Texas Finalizes Regulations for Sourcing Service Receipts
February 09, 2021
By Denisse Moderski and Bill Gentilesco
On January 15, 2021, the Texas Comptroller adopted and finalized revisions to its sourcing rules under 34 Tex. Admin. Code Section 3.591 for franchise tax receipts. While the revisions encompass a multitude of sourcing rules (e.g., advertising services, internet hosting services, loan servicing activities, capital asset and investment services, etc.), the sourcing of services is of specific concern.
The original text of Tex. Admin. Code 34 §3.591(e)(26) stated that the receipts from services were apportioned to the location where the service was preformed, and if the services were performed both inside and outside of Texas, then the receipts were Texas receipts on the basis of fair value of the services that were rendered in Texas. The language of the original regulation caused confusion among taxpayers because the rules were applied differently depending on the circumstances. However, under the newly adopted regulations, Texas has defined the “location of performance” as:
“A service is performed at the location of the receipts-producing, end-product act or acts. If there is a receipts-producing, end-product act, the location of other acts will not be considered even if they are essential to the performance of the receipts-producing acts. If there is not a receipts-producing, end-product act, then the locations of all essential acts may be considered. If services are performed both inside and outside Texas for a single charge, then receipts from the services are Texas gross receipts on the basis of the fair value of the services that are performed in Texas. In determining fair value, the relative value of each service provided on a stand-alone basis may be considered. Units of service, such as hours worked, may also be considered. The cost of performing a service does not necessarily represent its value. If costs are considered, costs should be limited to costs directly related to the service and not overhead costs.”
Additionally, Texas provides several examples to clarify the new adopted regulations:
- Admission fees, subscription fees or other charges for an audience to observe live or pre-recorded performances are sourced to the locations where the recipients observe the performance. The location where the live performance was rehearsed, the pre-recorded performance was recorded, and the admission fee or other charge was paid are not determinative.
- Gross receipts from the architectural design of a structure are sourced to the location or locations where the architect performed the work.

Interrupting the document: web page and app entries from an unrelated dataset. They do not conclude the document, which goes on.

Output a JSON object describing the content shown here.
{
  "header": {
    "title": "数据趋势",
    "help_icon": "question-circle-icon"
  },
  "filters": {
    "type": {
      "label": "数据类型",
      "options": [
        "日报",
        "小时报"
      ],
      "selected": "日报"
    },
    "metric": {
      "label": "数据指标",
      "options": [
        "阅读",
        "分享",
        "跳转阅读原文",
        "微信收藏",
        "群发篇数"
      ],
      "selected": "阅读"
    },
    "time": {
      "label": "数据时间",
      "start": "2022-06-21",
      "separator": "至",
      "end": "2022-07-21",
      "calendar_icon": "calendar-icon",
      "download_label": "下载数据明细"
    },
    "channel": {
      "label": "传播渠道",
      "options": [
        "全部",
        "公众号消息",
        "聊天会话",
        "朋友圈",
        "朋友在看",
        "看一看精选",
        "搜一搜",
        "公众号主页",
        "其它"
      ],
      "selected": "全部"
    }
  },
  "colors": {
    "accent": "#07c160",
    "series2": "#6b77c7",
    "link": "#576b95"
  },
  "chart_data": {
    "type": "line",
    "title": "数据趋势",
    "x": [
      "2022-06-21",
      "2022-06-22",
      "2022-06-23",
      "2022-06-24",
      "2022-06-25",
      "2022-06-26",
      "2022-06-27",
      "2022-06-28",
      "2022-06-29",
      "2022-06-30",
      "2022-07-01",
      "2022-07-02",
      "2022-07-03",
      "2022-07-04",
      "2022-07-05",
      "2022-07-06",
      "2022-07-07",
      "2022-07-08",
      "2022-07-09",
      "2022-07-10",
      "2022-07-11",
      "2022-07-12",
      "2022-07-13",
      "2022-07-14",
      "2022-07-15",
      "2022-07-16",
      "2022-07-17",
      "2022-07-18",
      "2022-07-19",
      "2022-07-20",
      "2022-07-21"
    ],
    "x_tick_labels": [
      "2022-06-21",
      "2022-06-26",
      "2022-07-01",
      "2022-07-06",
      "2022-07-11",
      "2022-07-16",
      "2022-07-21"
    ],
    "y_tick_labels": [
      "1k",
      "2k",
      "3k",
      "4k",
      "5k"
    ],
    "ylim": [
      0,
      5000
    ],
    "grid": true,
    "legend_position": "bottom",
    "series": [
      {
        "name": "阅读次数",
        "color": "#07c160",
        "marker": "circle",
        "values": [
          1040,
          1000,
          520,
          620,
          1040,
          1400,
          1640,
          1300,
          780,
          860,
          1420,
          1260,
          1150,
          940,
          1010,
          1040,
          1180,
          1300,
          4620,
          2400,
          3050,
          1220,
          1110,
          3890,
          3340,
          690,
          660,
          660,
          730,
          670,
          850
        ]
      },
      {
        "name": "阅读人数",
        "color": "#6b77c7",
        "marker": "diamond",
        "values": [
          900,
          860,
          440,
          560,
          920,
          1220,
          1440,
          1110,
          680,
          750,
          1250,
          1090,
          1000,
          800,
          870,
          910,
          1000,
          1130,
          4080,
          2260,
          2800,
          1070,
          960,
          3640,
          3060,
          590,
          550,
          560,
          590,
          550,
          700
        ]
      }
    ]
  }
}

The delivery location of any tangible work product, such as a blueprint, is not determinative.
- Example I: a law firm with offices in Texas and Louisiana charges a client a lump sum fee of $5,000 to draft a document. Attorneys in the Texas office recorded 20 hours on the project, and attorneys in the Louisiana office recorded five hours on the project at the same billing rate. Texas gross receipts are $4,000. If the law firm does not record hours worked on a project, other measures of direct cost may be considered.
- Example II: a Texas-based landscaper provides grounds maintenance services at its client's four offices in Texas and one office in Oklahoma for an annual fee of $50,000. The landscape services at each of the locations are substantially the same. Texas gross receipts are $40,000. Although the cost of performing the landscaping maintenance service at the Oklahoma office is higher than the cost of performing the service at the other locations because of the additional travel cost, the additional cost is not considered.
For those familiar with the terms “market-based” or “cost of performance sourcing of receipts,” it would be incorrect to define Texas’s new sourcing rules as one or the other. Rather, it is imperative to take each circumstance on a case-by-case basis and consult with a trusted tax advisor to arrive at the best conclusion of a taxpayer’s sourcing of services.
Texas Franchise Tax Bright-Line Economic Nexus
On December 20, 2019, the Texas Comptroller adopted amendments to its franchise "margin" tax nexus rule 34 TAC Sec. 3.586(f) establishing an economic nexus standard with a $500,000 threshold. This change took effect December 29, 2019, and applies to franchise tax reports due on or after January 1, 2020. The changes to Texas’ revenue sourcing rules may impact whether or not an out-of-state business exceeds the new $500,000 franchise tax nexus test.